:: To do ::
Print every record below exactly as written.

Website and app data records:
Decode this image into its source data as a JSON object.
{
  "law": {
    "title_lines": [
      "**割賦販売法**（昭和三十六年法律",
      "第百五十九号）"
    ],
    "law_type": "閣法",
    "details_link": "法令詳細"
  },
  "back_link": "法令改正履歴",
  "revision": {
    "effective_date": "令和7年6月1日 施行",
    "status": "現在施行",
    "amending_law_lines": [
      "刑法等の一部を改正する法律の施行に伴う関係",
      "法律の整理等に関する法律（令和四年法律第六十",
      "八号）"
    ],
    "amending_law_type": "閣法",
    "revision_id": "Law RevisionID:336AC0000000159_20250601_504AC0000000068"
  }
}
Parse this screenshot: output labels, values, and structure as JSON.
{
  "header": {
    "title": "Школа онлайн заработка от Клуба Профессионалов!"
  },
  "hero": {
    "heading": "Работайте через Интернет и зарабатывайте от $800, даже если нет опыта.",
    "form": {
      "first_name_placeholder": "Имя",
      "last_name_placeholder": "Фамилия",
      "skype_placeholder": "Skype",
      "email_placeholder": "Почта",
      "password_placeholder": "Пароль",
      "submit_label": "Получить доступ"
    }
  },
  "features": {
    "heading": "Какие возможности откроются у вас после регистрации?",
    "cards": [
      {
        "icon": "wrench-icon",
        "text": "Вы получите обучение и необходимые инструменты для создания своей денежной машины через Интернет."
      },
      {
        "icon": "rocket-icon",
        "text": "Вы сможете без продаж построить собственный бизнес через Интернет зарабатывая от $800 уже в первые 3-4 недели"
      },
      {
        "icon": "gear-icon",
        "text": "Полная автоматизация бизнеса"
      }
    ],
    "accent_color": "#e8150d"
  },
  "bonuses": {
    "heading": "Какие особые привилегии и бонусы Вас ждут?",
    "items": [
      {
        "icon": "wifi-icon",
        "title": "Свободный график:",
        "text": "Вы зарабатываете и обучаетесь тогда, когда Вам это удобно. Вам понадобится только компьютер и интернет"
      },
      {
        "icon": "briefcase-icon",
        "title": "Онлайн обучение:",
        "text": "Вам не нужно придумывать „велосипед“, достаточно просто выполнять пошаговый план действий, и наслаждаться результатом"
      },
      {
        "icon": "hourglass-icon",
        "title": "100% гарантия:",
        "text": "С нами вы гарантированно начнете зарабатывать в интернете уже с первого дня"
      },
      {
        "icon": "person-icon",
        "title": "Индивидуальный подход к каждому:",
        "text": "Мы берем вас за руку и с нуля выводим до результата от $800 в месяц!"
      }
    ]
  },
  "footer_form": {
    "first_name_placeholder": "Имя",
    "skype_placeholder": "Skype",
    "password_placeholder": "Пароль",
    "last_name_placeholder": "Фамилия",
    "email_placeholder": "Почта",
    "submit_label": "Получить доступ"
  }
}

:: Answer to this exercise ::
Decode this image into its source data as a JSON object.
{
  "law": {
    "title_lines": [
      "**割賦販売法**（昭和三十六年法律",
      "第百五十九号）"
    ],
    "law_type": "閣法",
    "details_link": "法令詳細"
  },
  "back_link": "法令改正履歴",
  "revision": {
    "effective_date": "令和7年6月1日 施行",
    "status": "現在施行",
    "amending_law_lines": [
      "刑法等の一部を改正する法律の施行に伴う関係",
      "法律の整理等に関する法律（令和四年法律第六十",
      "八号）"
    ],
    "amending_law_type": "閣法",
    "revision_id": "Law RevisionID:336AC0000000159_20250601_504AC0000000068"
  }
}
Parse this screenshot: output labels, values, and structure as JSON.
{
  "header": {
    "title": "Школа онлайн заработка от Клуба Профессионалов!"
  },
  "hero": {
    "heading": "Работайте через Интернет и зарабатывайте от $800, даже если нет опыта.",
    "form": {
      "first_name_placeholder": "Имя",
      "last_name_placeholder": "Фамилия",
      "skype_placeholder": "Skype",
      "email_placeholder": "Почта",
      "password_placeholder": "Пароль",
      "submit_label": "Получить доступ"
    }
  },
  "features": {
    "heading": "Какие возможности откроются у вас после регистрации?",
    "cards": [
      {
        "icon": "wrench-icon",
        "text": "Вы получите обучение и необходимые инструменты для создания своей денежной машины через Интернет."
      },
      {
        "icon": "rocket-icon",
        "text": "Вы сможете без продаж построить собственный бизнес через Интернет зарабатывая от $800 уже в первые 3-4 недели"
      },
      {
        "icon": "gear-icon",
        "text": "Полная автоматизация бизнеса"
      }
    ],
    "accent_color": "#e8150d"
  },
  "bonuses": {
    "heading": "Какие особые привилегии и бонусы Вас ждут?",
    "items": [
      {
        "icon": "wifi-icon",
        "title": "Свободный график:",
        "text": "Вы зарабатываете и обучаетесь тогда, когда Вам это удобно. Вам понадобится только компьютер и интернет"
      },
      {
        "icon": "briefcase-icon",
        "title": "Онлайн обучение:",
        "text": "Вам не нужно придумывать „велосипед“, достаточно просто выполнять пошаговый план действий, и наслаждаться результатом"
      },
      {
        "icon": "hourglass-icon",
        "title": "100% гарантия:",
        "text": "С нами вы гарантированно начнете зарабатывать в интернете уже с первого дня"
      },
      {
        "icon": "person-icon",
        "title": "Индивидуальный подход к каждому:",
        "text": "Мы берем вас за руку и с нуля выводим до результата от $800 в месяц!"
      }
    ]
  },
  "footer_form": {
    "first_name_placeholder": "Имя",
    "skype_placeholder": "Skype",
    "password_placeholder": "Пароль",
    "last_name_placeholder": "Фамилия",
    "email_placeholder": "Почта",
    "submit_label": "Получить доступ"
  }
}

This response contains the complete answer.